It seemed still quite a ways from there back down and to the Max station in Gresham. And the Max ride was much more crowded and not quite relaxing. After the 40 minute ride on the Max, I had like a 7 minute ride home from there, but my legs felt totally wooden and it was hard to pedal. I'm glad I didn't go further than the Multnomah Falls, as I would've been even more tired if I did that. The ride was supposed to be 18 miles each way which adds up to 36 miles there and back, but it really felt like a lot more. It's hard to believe I used to ride 30 miles on a daily basis back in college. I left a little before 11am and got home after 5pm, so I was out there for like 6 hours. If I subtract the Max trips and the lunch break, it's still about 4 hours and I think that's about as much biking as I can or want to do in a single day for now. It was a great ride though with the most beautiful scenery I've biked through since I've moved here to Portland. It maybe a bit challenging, but you don't necessarily have to ride all of it like me. You can drive up the highway and just ride a part of it. I am not a car enthusiast and I think people should drive much less in general, but it's a beautiful place to ride and if you are not confident about being able to ride the whole distance, I think it's worth it to drive to a point and ride it.

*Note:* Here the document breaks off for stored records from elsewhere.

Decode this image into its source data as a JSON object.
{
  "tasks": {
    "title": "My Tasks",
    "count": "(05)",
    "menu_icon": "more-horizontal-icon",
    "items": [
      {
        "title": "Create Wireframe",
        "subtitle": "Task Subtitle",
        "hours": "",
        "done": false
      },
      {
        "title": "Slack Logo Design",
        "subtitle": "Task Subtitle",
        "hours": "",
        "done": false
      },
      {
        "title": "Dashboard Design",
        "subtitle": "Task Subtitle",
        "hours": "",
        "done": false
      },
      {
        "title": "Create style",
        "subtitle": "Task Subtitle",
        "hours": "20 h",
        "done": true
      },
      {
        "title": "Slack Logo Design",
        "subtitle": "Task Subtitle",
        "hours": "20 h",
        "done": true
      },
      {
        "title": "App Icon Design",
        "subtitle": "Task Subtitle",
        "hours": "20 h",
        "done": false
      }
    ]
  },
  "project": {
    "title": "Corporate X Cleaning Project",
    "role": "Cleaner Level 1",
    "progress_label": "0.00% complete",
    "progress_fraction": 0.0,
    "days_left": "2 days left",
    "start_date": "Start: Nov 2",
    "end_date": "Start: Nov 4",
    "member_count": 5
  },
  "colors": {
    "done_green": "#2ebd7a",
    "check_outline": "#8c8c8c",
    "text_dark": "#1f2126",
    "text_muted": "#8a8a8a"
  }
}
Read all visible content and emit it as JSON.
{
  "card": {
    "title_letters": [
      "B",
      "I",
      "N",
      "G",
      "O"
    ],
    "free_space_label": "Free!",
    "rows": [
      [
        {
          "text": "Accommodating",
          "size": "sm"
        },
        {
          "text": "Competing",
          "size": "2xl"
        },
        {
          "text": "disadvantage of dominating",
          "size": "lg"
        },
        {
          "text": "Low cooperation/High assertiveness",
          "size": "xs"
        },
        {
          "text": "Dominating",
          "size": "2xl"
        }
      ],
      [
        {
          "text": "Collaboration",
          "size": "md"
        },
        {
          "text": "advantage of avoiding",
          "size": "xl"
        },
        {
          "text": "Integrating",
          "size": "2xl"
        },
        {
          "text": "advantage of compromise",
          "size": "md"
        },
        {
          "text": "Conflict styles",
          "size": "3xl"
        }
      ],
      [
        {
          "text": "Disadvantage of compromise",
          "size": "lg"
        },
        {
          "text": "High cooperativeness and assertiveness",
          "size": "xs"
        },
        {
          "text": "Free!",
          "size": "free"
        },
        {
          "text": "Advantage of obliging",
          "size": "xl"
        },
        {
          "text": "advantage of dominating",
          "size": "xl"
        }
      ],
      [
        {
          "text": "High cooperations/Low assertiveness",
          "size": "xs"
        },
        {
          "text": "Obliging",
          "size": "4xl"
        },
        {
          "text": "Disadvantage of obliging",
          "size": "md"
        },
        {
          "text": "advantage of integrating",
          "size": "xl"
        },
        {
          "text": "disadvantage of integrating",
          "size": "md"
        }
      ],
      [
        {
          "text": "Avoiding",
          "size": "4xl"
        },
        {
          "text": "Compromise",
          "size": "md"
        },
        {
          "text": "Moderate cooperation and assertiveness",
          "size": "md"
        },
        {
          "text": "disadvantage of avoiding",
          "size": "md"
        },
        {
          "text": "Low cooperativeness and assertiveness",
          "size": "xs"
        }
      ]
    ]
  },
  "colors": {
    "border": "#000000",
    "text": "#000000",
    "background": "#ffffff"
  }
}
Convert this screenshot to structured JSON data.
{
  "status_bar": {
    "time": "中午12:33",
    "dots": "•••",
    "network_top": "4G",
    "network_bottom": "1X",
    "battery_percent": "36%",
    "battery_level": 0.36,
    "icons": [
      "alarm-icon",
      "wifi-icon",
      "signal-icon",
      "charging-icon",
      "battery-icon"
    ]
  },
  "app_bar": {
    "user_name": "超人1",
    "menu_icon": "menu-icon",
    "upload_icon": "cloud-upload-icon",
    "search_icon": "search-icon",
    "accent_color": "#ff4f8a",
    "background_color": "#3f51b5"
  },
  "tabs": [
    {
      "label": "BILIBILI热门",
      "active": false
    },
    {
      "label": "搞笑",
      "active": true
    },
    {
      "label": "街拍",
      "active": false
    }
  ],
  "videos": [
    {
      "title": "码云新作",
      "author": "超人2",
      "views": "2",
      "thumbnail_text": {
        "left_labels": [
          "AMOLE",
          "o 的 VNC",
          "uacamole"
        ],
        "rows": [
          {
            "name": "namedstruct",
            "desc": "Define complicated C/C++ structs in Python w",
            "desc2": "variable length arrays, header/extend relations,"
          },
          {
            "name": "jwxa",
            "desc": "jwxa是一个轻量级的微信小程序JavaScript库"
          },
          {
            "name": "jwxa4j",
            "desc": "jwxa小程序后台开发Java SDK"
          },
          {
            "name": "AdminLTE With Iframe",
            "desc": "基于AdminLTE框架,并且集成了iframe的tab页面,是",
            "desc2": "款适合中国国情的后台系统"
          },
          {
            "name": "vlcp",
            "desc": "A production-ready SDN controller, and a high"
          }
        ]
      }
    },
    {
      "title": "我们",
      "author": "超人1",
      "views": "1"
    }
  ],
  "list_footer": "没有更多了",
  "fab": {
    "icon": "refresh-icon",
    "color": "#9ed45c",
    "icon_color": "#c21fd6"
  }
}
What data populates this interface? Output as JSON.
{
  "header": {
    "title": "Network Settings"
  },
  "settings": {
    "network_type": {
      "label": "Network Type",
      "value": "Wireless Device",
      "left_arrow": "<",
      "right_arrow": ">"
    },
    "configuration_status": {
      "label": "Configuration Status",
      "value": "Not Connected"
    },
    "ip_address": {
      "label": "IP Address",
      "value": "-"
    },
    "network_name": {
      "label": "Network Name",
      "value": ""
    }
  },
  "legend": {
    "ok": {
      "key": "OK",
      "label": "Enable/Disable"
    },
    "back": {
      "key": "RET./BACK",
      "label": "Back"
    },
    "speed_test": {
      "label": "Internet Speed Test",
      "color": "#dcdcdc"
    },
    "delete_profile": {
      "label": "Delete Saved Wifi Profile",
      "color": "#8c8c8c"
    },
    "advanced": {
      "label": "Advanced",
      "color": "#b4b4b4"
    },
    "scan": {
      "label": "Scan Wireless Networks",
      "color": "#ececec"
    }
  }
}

I definitely recommend checking out the ride if you come to Portland and want to
venture out of the city a bit or if you live in Portland, but haven't ridden there yet.


  1. We were going to do the same ride this weekend, but I'm trying to shake the last bit of a cold still, and was having a hard time taking a deep breath without having a coughing fit, so I knew the climbing around Crown Point would be even more challenging. Soon though! Thanks for the ride report.

  2. Are you the jj with the fantastic Sweetpea?

    Too bad you weren't able to get out there this weekend. The weather was just about perfect.
    Thanks for reading this post. I try to make it short and concise, but it always ends up being so long.

  3. that's me :) and yeah, i'm still sad we weren't able to make it out there. i'm finally over the cold though, so hopefully soon.

    and don't worry about short/concise posts - theyr'e always lovely to read!

  4. That Sweetpea is really cool. It's really one of the best looking bikes I've seen online.

    I hope you get to ride to the Gorge soon.
    I will take it easier this weekend, but I hope I get to ride out there at least one more time before the Summer ends.